And then I would go home and get everything out of my mind, enjoy my weekend, and then I would go back and all I had to worry about then was my playing the event. The day or so before making sure that's what I would do. To me, if I went to, let's just say, I'm not going to use it here, because I think a little bit more of it, but if I would go to another tournament, let's just say another tournament, if I would go early I'd get bored because there wasn't enough there, enough meat in the tournament to prepare for.
So I would prepare at home, practice round or two was enough to play that golf tournament. But a U.S. Open or British or Masters, I always want to play three or four, five practice rounds beforehand to make sure everything else was out of the way and all I had to do was concentrate on golf.
Q. Was there ever a course that intimidated you?
JACK NICKLAUS: Oh, yeah. Baltusrol in '67, and I remember going back at '80, and I got so nervous on my practice round. Man, I shot 276 here. This is really a difficult golf course. Or 275? 275. This is really a difficult golf course. I said this thing is a lot longer than I remember. This thing is a lot tougher than I remember. And I played three or four days. When I got done with it, I shot 63 the first round in '80. So I got that all out of my way.
Everybody else is coming in on the week of the tournament, I had all those problems out of the way and all I had to do was go play golf. I don't know what you're doing next week (laughter).
MATT KUCHAR: I'll be going to Merion (laughter).
JACK NICKLAUS: That's my advice to anybody. I remember Gary Player, and Gary Player was a wonderful player, and I made the mistake of saying what are you going to play the week before The Open, let's go to Bellerive and practice. He went to Bellerive, we played for a week, and he won the tournament. I shouldn't have taken him, but that's‑‑ but there's a reason why you go early. Not just‑‑ not just to go play golf. It's getting that out of your mind.
Q. Have you ever gone early, Matt, not just this week, I'm talking about in any major?
MATT KUCHAR: Augusta is the only place I've gone early. I think the majors are unique in that sense, and most of them we've not played. Augusta is different. We play it career after year.
But I'd take this tournament, for example, it's a course and a tournament I play year after year, and feel like I have a pretty good knowledge of the place and pretty good feel for the place. You go to Merion in two weeks and I have no feel for that.
JACK NICKLAUS: Have you ever played it?
MATT KUCHAR: I've never played Merion. I will be making a trip ‑‑
JACK NICKLAUS: Seriously, you go to Merion. Merion now they've changed it a little bit. But Merion has about from hole 7 through 13, you've got six or seven holes, whatever it is, really short golf holes. And you're going to say how can I make myself be ready to abuse those holes, because you need to play them well.
And then you look at 1 is not too bad, but 2 through 6, and then you look at 14 through 18, you've got some tough golf holes. They've made them much tougher.
What am I going to do there? If you go, I think you'll find that you get that other part out of the way.

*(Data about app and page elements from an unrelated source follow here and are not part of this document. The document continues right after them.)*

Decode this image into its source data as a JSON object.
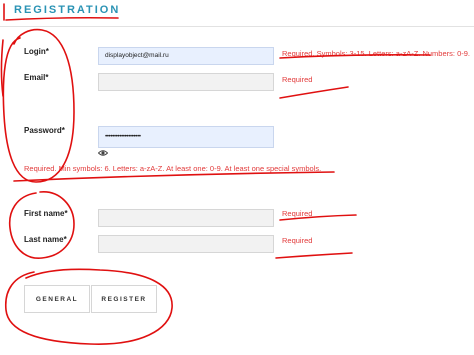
{
  "form": {
    "title": "REGISTRATION",
    "fields": {
      "login": {
        "label": "Login*",
        "value": "displayobject@mail.ru",
        "error": "Required. Symbols: 3-15. Letters: a-zA-Z. Numbers: 0-9."
      },
      "email": {
        "label": "Email*",
        "value": "",
        "error": "Required"
      },
      "password": {
        "label": "Password*",
        "value": "••••••••••••••••••••",
        "error": "Required. Min symbols: 6. Letters: a-zA-Z. At least one: 0-9. At least one special symbols."
      },
      "first_name": {
        "label": "First name*",
        "value": "",
        "error": "Required"
      },
      "last_name": {
        "label": "Last name*",
        "value": "",
        "error": "Required"
      }
    },
    "buttons": {
      "general": "GENERAL",
      "register": "REGISTER"
    }
  },
  "colors": {
    "accent": "#2a93b4",
    "error": "#e23a3a",
    "annotation": "#e01010"
  },
  "icons": {
    "password_toggle": "eye-icon"
  }
}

Q. Now that you've heard the wisdom from the gentleman next to you, what day will you be going to Merion next week and how long will you stay?

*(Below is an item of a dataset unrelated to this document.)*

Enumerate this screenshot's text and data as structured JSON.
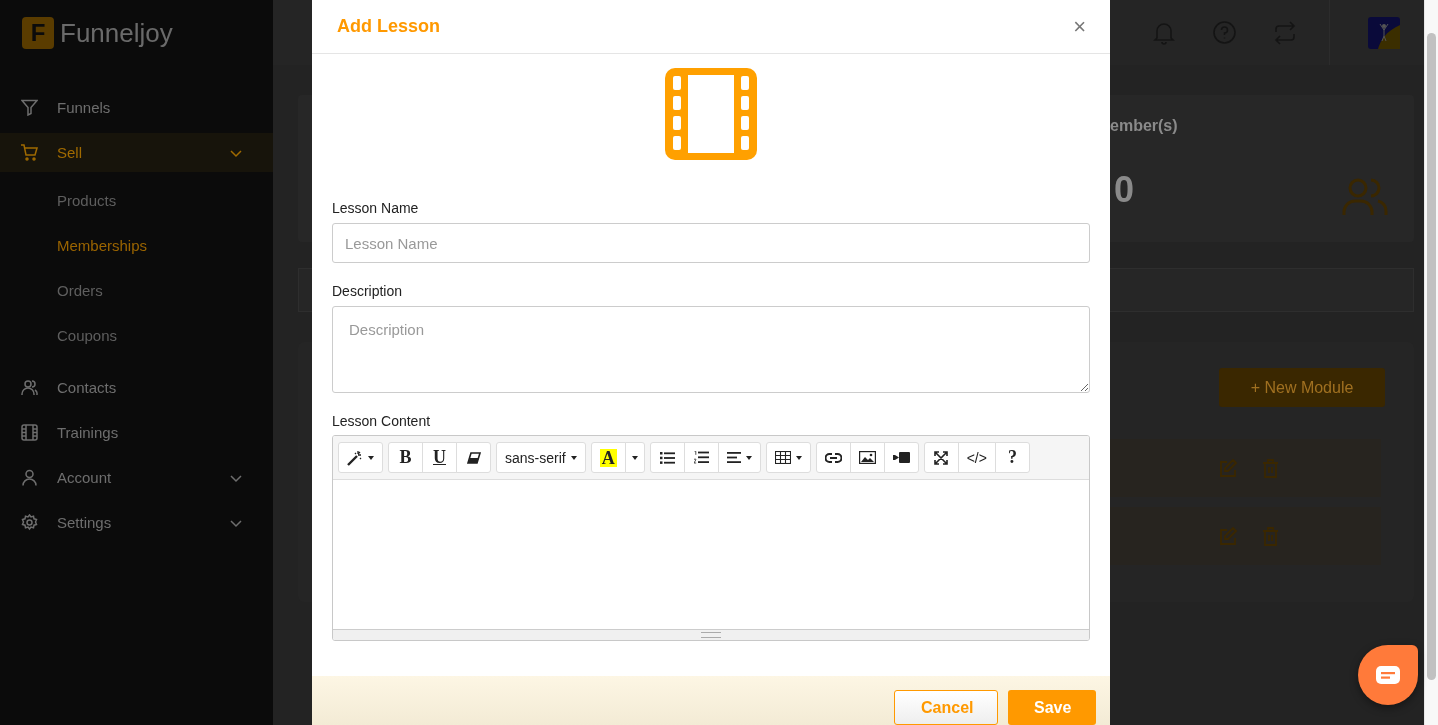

MATT KUCHAR: I have an event at Baltusrol tomorrow for the Royal Bank of Canada, and will be driving down from Baltusrol Monday night and be there Tuesday until an unknown time, until I get used to it.
JACK NICKLAUS: When you're playing well, that's so important, when you're playing well, because it really validates how you feel about yourself.
MATT KUCHAR: This is an interesting part of the golfing education. I feel like you have so much work to do on mechanics, but then course management is just a whole other realm of the golf education. And this is a treat for me to sit up here and have this discussion right now.
JACK NICKLAUS: You don't need it. You're doing pretty well. The last two weeks you've played very well. Here you played very well.
CHRIS REIMER: Great week. Both of you, congratulations. Look forward to seeing both of you here for The Presidents Cup. Congratulations, Matt, good week, and to you, Mr. Nicklaus, as well.